The rules would require nonprofits, including religious colleges and hospitals, and closely held private companies, like Hobby Lobby, to inform the administration that they object on religious grounds to paying for contraceptive coverage.
The administration would then inform the relevant insurance carriers to provide the coverage at no cost to the organization or company.
The rule regarding for-profit companies was developed in the wake of the U.S. Supreme Court’s ruling in June that Hobby Lobby, a crafts chain based in Oklahoma City, didn’t have to comply with the contraception mandate in the Affordable Care Act because the family that controls the company objected on religious grounds to financing some of the methods.
According to the U.S. Health and Human Services Department, companies like Hobby Lobby would not, under the proposed rule, have to “contract, arrange, pay or refer for contraceptive coverage to which they object on religious grounds.”
The administration is seeking comment from the public on how to define a closely held for-profit company, something the Supreme Court did not do in its decision.
In regard to nonprofit organizations, the new rule goes into effect immediately and will require them to notify the administration in writing that they object to providing contraceptive coverage.
Then the administration would “notify insurers and third-party administrators so that enrollees in plans of such organizations receive separate coverage for contraceptive services, with no additional cost to the enrollee or the employer,” according to the HHS.
Religious organizations had objected to a previous rule that required them to send a form to the insurance plan administrators, believing it still made them complicit in providing contraceptives that violated their religious beliefs.
The Supreme Court in July granted an injunction to a Christian college in Illinois that had sued over the policy.
on Congress to act
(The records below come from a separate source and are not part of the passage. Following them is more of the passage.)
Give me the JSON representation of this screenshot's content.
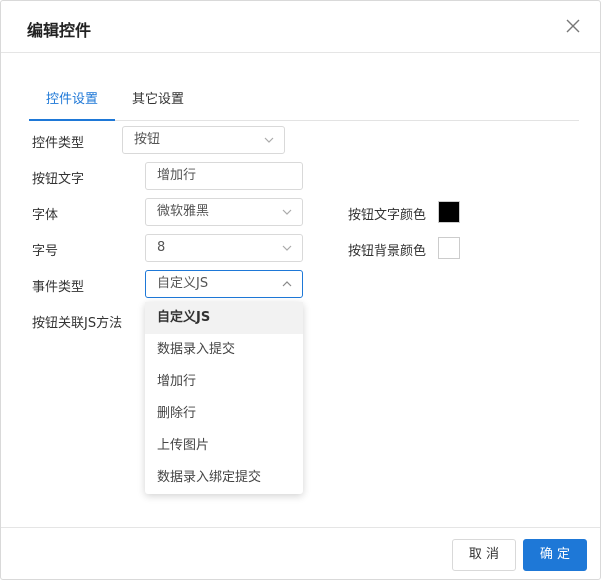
{
  "dialog": {
    "title": "编辑控件"
  },
  "tabs": [
    {
      "label": "控件设置",
      "active": true
    },
    {
      "label": "其它设置",
      "active": false
    }
  ],
  "form": {
    "control_type": {
      "label": "控件类型",
      "value": "按钮"
    },
    "button_text": {
      "label": "按钮文字",
      "value": "增加行"
    },
    "font": {
      "label": "字体",
      "value": "微软雅黑"
    },
    "font_size": {
      "label": "字号",
      "value": "8"
    },
    "event_type": {
      "label": "事件类型",
      "value": "自定义JS"
    },
    "js_method": {
      "label": "按钮关联JS方法"
    },
    "text_color": {
      "label": "按钮文字颜色",
      "color": "#000000"
    },
    "bg_color": {
      "label": "按钮背景颜色",
      "color": "#ffffff"
    }
  },
  "dropdown": {
    "options": [
      "自定义JS",
      "数据录入提交",
      "增加行",
      "删除行",
      "上传图片",
      "数据录入绑定提交"
    ],
    "selected_index": 0
  },
  "footer": {
    "cancel_label": "取 消",
    "ok_label": "确 定"
  },
  "colors": {
    "accent": "#1e78d7",
    "border": "#d9d9d9"
  }
}
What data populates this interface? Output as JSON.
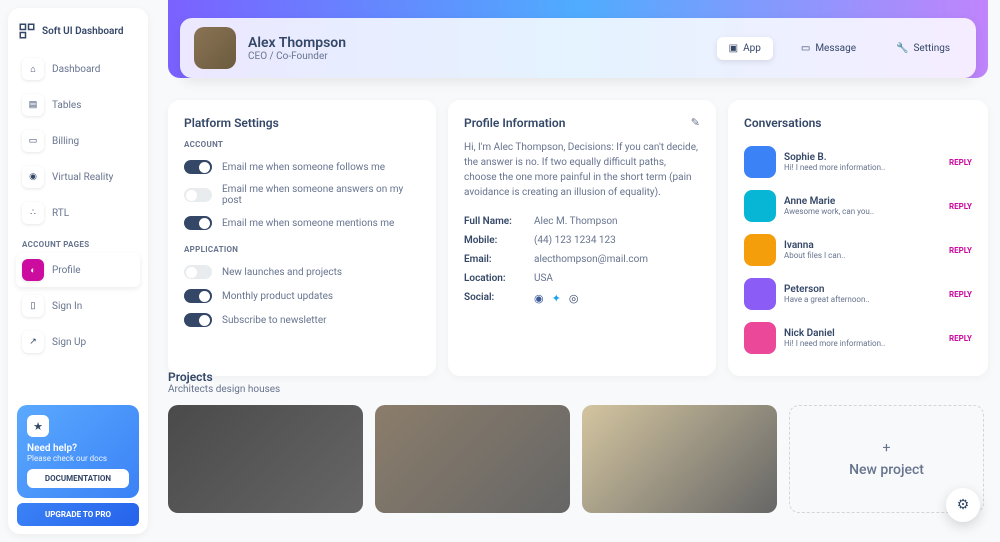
{
  "brand": "Soft UI Dashboard",
  "nav": {
    "items": [
      "Dashboard",
      "Tables",
      "Billing",
      "Virtual Reality",
      "RTL"
    ],
    "section": "ACCOUNT PAGES",
    "pages": [
      "Profile",
      "Sign In",
      "Sign Up"
    ]
  },
  "help": {
    "title": "Need help?",
    "sub": "Please check our docs",
    "doc": "DOCUMENTATION",
    "upgrade": "UPGRADE TO PRO"
  },
  "profile": {
    "name": "Alex Thompson",
    "role": "CEO / Co-Founder"
  },
  "tabs": {
    "app": "App",
    "message": "Message",
    "settings": "Settings"
  },
  "settings_card": {
    "title": "Platform Settings",
    "account": "ACCOUNT",
    "application": "APPLICATION",
    "opts": [
      {
        "label": "Email me when someone follows me",
        "on": true
      },
      {
        "label": "Email me when someone answers on my post",
        "on": false
      },
      {
        "label": "Email me when someone mentions me",
        "on": true
      }
    ],
    "app_opts": [
      {
        "label": "New launches and projects",
        "on": false
      },
      {
        "label": "Monthly product updates",
        "on": true
      },
      {
        "label": "Subscribe to newsletter",
        "on": true
      }
    ]
  },
  "info_card": {
    "title": "Profile Information",
    "bio": "Hi, I'm Alec Thompson, Decisions: If you can't decide, the answer is no. If two equally difficult paths, choose the one more painful in the short term (pain avoidance is creating an illusion of equality).",
    "rows": {
      "name_l": "Full Name:",
      "name_v": "Alec M. Thompson",
      "mobile_l": "Mobile:",
      "mobile_v": "(44) 123 1234 123",
      "email_l": "Email:",
      "email_v": "alecthompson@mail.com",
      "loc_l": "Location:",
      "loc_v": "USA",
      "social_l": "Social:"
    }
  },
  "convo_card": {
    "title": "Conversations",
    "reply": "REPLY",
    "items": [
      {
        "name": "Sophie B.",
        "msg": "Hi! I need more information..",
        "c": "#3b82f6"
      },
      {
        "name": "Anne Marie",
        "msg": "Awesome work, can you..",
        "c": "#06b6d4"
      },
      {
        "name": "Ivanna",
        "msg": "About files I can..",
        "c": "#f59e0b"
      },
      {
        "name": "Peterson",
        "msg": "Have a great afternoon..",
        "c": "#8b5cf6"
      },
      {
        "name": "Nick Daniel",
        "msg": "Hi! I need more information..",
        "c": "#ec4899"
      }
    ]
  },
  "projects": {
    "title": "Projects",
    "sub": "Architects design houses",
    "new": "New project",
    "imgs": [
      "#4a4a4a",
      "#8b7d6b",
      "#d4c5a0"
    ]
  }
}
White House principal deputy press secretary Eric Schultz said Friday that the rules were aimed at ensuring women who work for the religiously oriented organizations receive contraceptive coverage.
And he said lawmakers should get involved.
“We believe that Congress can and should act to ensure that any women affected by recent Supreme Court actions get the same coverage options that everyone else has offered,” Schultz said. “Legislative action is the quickest and best way to ensure that women get access to the services they need, and we call on Congress to act quickly.”
The administration may continue to face legal challenges over the mandate’s application to religious organizations.
Lori Windham, senior counsel for the Becket Fund for Religious Liberty, which represented Hobby Lobby and numerous organizations that sued over the contraception mandate, said Friday, “Under pressure from hundreds of lawsuits, the government continues to retreat.
“After three losses in the Supreme Court and dozens of losses in courts below, the government continues to confuse the issues. The government issued over 70 pages of regulations, when all it needed to do was read the First Amendment. We’ll be reviewing this latest attempt with each of our clients.”
Cecile Richards, president of the Planned Parenthood Action Fund, also called for Congress to take action.
She said, “The revised accommodation has no impact on for-profit corporations like Hobby Lobby that are now allowed to deny birth control coverage to their employees. Women who work at corporations like Hobby Lobby can still be denied birth control coverage, and we are glad to see that the administration is proposing ways to ensure that these women can get no-copay birth control.”